Your objective.
Wherever the word "data" appears in the entries, copy the whole line.

Supplied material.
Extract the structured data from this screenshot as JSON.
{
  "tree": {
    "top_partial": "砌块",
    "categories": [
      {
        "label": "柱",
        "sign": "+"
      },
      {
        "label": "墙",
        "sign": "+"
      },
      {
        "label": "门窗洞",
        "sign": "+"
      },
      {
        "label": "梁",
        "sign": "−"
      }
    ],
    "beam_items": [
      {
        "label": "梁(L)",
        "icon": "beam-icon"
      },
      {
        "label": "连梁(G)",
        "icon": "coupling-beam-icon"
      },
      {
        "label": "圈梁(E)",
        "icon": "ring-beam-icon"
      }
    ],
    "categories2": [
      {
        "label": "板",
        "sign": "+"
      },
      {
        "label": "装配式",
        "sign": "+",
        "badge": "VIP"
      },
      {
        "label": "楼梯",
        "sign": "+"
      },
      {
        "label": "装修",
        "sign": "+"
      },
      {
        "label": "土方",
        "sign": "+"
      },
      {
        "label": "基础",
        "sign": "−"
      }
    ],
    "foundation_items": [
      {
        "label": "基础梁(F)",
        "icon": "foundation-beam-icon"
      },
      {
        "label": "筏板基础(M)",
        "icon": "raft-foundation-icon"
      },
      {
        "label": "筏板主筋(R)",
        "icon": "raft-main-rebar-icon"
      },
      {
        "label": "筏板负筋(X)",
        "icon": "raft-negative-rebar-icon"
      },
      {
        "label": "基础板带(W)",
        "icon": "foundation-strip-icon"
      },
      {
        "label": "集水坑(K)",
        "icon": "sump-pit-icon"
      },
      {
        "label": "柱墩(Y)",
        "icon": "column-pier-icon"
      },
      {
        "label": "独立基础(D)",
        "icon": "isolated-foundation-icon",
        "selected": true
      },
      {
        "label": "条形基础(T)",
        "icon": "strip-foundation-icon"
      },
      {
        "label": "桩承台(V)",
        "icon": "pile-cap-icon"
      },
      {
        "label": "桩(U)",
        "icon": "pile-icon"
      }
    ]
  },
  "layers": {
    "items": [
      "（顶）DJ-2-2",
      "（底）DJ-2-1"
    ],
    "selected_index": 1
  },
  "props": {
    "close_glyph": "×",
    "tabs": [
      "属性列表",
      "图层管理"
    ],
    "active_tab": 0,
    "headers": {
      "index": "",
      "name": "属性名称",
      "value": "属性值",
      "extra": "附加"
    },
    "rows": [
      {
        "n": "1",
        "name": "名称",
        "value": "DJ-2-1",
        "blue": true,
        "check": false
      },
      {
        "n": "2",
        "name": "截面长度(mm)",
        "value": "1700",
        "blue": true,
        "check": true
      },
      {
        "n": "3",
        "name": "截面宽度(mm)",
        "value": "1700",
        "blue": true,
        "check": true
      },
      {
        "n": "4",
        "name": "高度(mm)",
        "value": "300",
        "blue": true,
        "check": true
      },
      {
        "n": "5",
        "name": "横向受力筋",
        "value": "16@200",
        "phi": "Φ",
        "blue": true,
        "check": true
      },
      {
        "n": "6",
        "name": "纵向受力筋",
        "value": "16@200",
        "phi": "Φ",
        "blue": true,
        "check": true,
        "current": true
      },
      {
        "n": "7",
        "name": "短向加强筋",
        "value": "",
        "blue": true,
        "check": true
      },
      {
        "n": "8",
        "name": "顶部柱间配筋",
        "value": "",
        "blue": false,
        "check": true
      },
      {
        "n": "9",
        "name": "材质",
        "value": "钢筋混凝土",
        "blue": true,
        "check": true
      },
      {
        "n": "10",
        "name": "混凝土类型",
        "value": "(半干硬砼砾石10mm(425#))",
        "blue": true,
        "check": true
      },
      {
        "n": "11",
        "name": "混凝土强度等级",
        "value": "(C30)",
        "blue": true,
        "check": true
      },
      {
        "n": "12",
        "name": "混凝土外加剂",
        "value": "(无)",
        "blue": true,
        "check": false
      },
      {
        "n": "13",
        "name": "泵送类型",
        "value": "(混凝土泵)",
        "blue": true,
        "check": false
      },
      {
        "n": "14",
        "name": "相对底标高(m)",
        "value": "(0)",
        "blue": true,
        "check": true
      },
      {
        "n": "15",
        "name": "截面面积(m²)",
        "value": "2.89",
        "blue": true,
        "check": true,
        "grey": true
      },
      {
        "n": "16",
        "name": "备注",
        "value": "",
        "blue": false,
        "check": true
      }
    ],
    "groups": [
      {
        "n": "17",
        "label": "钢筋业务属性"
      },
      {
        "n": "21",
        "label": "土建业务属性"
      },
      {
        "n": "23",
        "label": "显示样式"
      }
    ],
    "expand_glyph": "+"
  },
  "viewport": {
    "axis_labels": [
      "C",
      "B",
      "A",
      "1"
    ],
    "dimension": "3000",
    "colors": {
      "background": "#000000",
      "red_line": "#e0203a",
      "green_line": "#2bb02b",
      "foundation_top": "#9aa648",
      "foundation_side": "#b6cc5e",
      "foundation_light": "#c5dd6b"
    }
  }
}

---

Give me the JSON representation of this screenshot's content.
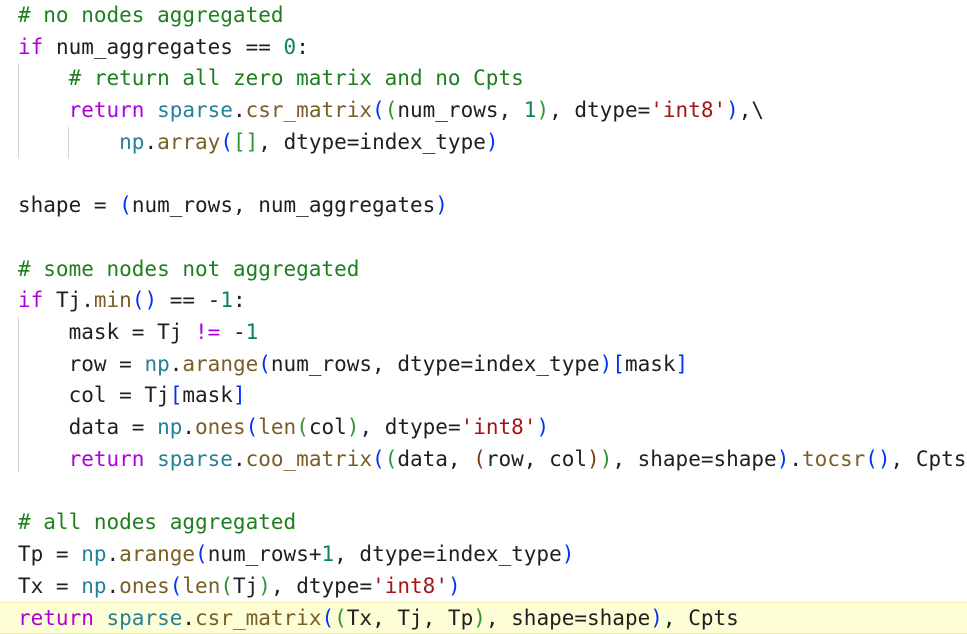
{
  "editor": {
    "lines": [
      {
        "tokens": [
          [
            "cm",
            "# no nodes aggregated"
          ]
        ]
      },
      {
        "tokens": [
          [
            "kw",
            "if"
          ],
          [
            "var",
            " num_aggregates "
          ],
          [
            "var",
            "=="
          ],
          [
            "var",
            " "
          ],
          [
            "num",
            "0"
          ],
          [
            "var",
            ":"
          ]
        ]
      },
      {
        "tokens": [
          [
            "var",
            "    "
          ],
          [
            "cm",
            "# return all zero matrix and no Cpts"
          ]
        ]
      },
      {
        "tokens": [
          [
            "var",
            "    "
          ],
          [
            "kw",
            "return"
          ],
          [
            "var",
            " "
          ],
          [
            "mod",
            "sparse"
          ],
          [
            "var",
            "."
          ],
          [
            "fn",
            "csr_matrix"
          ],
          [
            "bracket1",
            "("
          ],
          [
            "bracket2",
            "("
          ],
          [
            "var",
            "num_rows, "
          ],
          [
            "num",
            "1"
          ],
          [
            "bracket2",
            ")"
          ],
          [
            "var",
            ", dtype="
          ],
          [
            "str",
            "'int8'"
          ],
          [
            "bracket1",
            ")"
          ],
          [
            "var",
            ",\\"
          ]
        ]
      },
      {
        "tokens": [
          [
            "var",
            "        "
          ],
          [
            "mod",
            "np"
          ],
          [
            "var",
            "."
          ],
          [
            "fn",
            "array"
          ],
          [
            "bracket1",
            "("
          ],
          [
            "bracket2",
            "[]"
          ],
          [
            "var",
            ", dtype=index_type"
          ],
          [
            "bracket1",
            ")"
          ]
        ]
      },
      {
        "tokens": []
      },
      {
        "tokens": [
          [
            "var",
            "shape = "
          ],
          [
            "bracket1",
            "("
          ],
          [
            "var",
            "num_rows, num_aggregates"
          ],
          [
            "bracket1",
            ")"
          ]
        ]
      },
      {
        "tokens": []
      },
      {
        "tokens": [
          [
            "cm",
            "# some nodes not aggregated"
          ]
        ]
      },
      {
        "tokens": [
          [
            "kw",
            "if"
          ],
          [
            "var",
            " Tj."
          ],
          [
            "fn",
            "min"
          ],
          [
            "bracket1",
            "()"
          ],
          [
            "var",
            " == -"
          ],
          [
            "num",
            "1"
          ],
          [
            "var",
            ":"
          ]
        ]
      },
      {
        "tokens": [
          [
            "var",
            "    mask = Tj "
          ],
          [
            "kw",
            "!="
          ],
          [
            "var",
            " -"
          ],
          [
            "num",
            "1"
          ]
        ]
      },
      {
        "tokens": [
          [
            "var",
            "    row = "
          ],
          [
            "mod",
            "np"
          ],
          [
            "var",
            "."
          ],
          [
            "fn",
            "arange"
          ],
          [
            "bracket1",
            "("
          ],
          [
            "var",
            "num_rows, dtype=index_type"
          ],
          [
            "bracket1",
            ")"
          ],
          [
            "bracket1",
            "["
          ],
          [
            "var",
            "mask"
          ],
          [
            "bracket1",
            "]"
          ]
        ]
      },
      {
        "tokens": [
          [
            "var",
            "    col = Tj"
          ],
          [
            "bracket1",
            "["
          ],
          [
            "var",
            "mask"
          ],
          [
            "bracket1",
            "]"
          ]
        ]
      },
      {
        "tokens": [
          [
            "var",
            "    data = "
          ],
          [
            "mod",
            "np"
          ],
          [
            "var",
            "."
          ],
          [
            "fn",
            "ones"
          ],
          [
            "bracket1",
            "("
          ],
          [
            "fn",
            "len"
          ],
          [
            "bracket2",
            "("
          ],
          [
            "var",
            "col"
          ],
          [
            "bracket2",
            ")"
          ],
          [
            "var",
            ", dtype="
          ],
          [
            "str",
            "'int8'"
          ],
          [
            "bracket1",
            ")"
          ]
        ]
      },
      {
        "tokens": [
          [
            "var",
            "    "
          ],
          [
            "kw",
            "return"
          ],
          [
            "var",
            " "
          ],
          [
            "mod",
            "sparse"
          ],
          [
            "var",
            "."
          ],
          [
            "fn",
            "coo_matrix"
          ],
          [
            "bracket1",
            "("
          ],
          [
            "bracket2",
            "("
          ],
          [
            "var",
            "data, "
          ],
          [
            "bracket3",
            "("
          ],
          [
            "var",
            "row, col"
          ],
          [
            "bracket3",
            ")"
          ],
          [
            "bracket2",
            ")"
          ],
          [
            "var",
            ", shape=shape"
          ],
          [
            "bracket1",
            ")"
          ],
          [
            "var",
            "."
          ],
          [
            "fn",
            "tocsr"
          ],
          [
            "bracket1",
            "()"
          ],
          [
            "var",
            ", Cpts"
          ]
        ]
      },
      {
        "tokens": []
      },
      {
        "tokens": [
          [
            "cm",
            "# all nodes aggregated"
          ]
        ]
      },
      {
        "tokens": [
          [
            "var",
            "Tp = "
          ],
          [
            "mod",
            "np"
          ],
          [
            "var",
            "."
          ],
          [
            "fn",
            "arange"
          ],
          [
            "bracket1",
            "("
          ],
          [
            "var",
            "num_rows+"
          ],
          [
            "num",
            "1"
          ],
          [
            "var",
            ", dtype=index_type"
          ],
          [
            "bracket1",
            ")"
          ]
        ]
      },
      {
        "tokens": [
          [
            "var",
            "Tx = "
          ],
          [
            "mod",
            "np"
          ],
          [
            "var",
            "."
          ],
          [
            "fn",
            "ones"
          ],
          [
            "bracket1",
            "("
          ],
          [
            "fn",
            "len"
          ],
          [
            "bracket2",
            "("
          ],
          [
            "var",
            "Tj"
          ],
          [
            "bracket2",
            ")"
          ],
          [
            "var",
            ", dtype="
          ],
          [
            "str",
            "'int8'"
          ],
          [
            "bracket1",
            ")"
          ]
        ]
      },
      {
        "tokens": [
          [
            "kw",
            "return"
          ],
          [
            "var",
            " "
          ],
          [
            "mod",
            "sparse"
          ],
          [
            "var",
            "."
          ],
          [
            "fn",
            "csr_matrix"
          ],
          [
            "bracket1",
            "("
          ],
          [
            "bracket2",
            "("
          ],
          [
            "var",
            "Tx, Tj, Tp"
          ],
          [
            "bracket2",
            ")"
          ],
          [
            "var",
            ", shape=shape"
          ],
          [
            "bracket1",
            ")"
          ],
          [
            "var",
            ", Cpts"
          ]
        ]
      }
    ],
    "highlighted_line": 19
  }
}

Expected answer.
Extract the structured data from this screenshot as JSON.
            "    data = "
            "data, "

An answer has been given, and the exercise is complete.